If a line in the data holds "this", copy that line out in full.

[SUPPLIED DATA]
....
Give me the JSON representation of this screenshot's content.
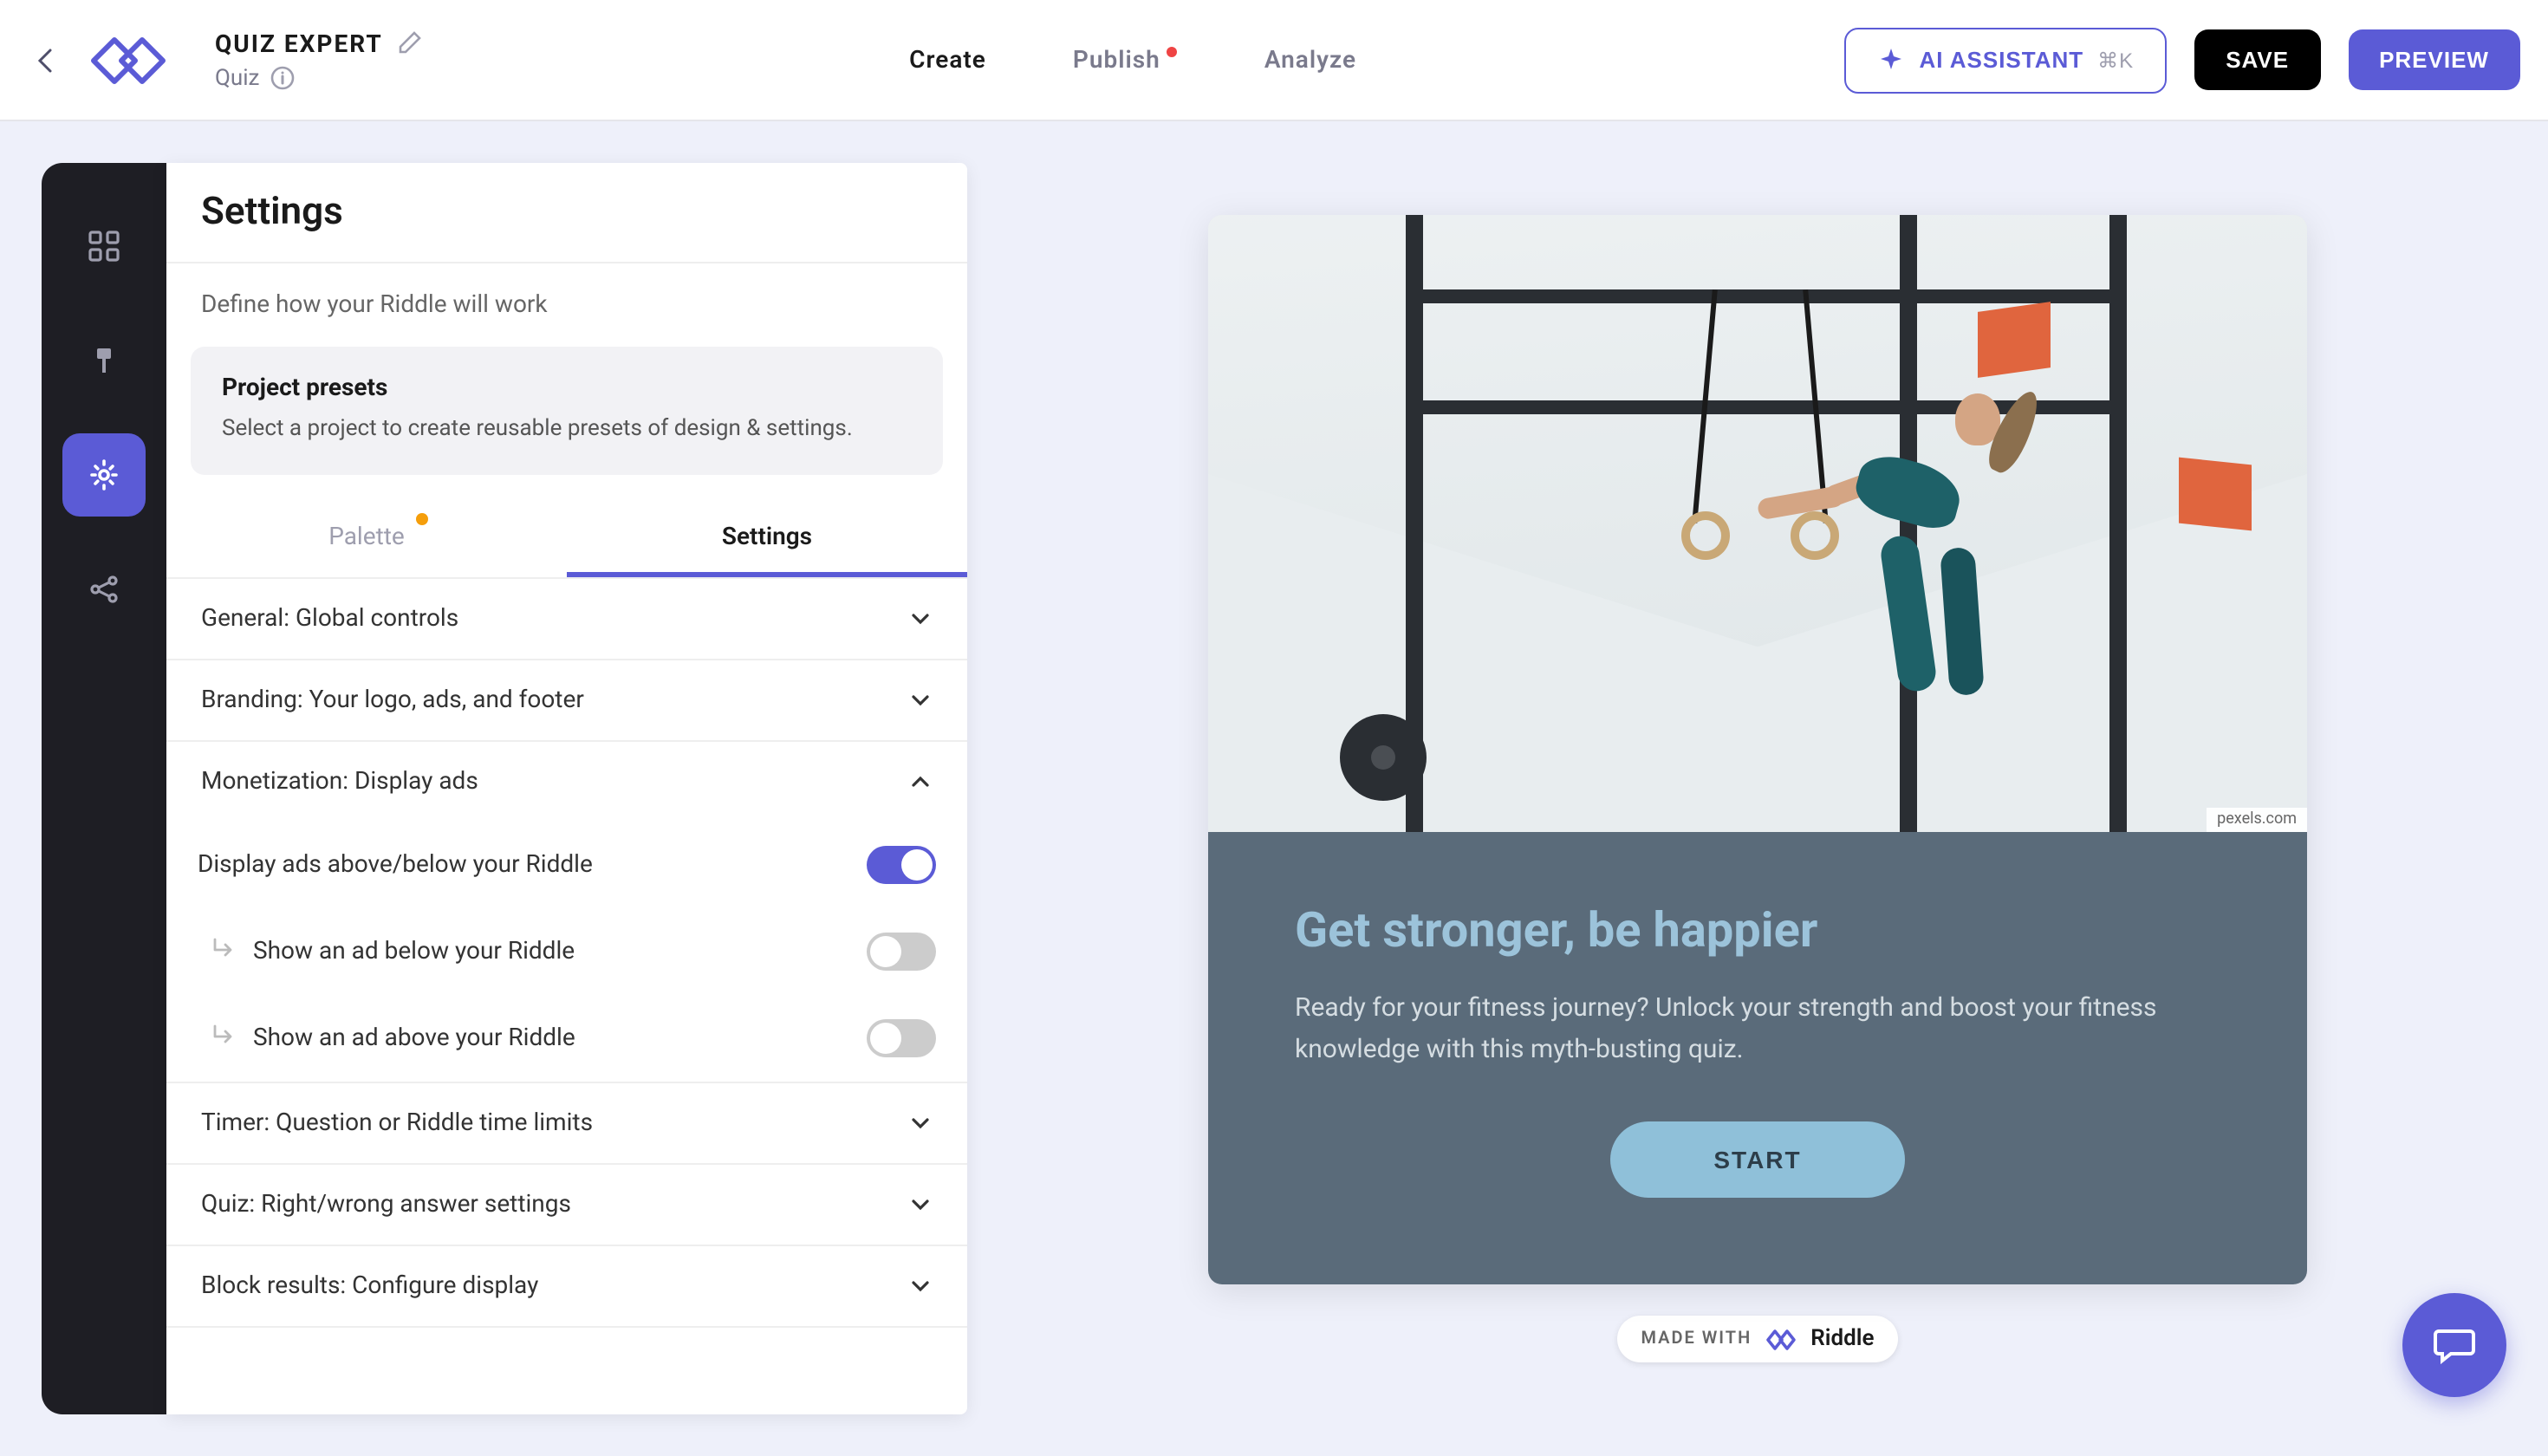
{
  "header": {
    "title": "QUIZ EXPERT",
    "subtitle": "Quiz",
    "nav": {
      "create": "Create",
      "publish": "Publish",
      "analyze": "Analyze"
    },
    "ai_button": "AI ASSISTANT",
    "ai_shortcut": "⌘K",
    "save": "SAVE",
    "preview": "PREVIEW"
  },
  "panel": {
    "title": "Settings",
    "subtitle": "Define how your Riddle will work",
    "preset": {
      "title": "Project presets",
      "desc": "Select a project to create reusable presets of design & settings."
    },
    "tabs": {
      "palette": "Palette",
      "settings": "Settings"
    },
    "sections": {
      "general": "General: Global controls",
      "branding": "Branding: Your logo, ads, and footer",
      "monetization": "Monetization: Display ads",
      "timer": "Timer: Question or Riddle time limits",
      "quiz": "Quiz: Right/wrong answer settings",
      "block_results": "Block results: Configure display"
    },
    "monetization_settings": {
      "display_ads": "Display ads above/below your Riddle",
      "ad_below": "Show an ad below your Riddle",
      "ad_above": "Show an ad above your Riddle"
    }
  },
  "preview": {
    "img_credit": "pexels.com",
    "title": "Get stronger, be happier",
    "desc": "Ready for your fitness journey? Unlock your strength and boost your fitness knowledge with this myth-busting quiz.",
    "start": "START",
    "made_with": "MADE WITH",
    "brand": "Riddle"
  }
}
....
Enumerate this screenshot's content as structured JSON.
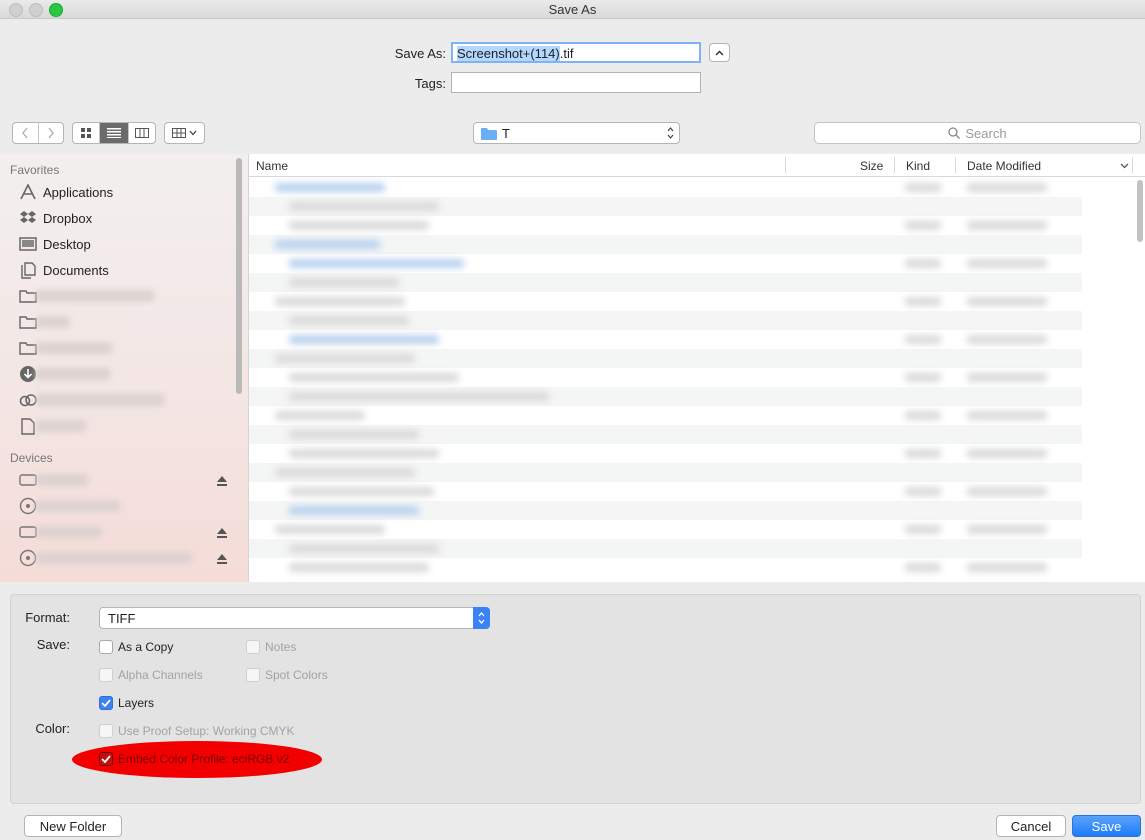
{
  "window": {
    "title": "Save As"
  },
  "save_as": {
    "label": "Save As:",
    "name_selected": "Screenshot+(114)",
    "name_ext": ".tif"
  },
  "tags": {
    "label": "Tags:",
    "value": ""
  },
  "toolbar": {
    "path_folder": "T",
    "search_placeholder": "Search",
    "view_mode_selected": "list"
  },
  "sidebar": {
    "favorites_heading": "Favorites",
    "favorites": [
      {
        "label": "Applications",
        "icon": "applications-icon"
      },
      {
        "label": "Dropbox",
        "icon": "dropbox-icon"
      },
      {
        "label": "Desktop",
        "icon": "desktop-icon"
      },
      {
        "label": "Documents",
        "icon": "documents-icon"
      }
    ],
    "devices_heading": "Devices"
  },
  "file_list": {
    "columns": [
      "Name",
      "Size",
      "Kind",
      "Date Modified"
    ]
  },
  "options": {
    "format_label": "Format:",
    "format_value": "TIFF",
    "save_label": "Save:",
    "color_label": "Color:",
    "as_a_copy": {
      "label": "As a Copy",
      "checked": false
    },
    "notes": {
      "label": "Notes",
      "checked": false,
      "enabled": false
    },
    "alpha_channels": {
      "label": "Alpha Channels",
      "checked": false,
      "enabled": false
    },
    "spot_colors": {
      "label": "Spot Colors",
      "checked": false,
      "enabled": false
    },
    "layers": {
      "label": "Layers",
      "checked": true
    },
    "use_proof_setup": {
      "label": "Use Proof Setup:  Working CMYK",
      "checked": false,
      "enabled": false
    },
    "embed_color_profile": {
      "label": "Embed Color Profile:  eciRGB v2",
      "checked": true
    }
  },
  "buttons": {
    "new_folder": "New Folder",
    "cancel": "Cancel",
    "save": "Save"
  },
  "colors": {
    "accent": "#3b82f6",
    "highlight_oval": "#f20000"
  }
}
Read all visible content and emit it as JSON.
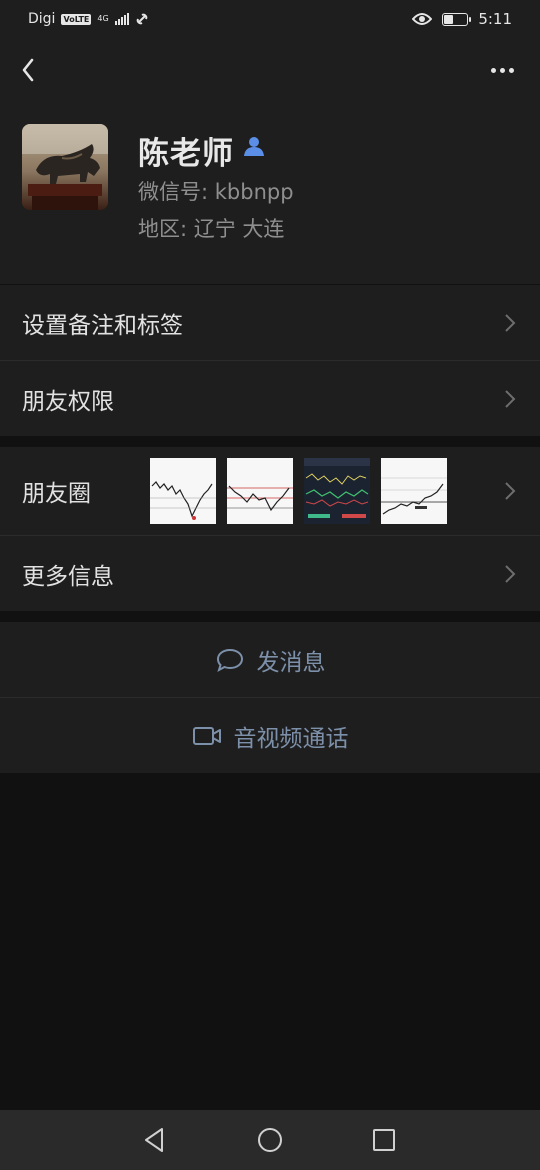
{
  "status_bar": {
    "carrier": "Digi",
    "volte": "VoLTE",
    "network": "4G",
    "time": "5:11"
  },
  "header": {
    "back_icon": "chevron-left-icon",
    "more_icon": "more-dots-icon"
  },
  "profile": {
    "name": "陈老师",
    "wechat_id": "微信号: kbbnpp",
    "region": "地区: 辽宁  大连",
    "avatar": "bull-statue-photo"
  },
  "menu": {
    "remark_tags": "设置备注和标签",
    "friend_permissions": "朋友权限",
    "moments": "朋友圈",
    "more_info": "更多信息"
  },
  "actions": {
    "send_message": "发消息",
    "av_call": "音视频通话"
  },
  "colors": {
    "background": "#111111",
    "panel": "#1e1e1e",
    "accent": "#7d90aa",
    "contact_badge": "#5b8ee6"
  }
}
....
[OUTPUT]
Give me the JSON representation of this screenshot's content.
    "desc": "Ready for your fitness journey? Unlock your strength and boost your fitness knowledge with this myth-busting quiz.",
Enumerate this screenshot's content as structured JSON.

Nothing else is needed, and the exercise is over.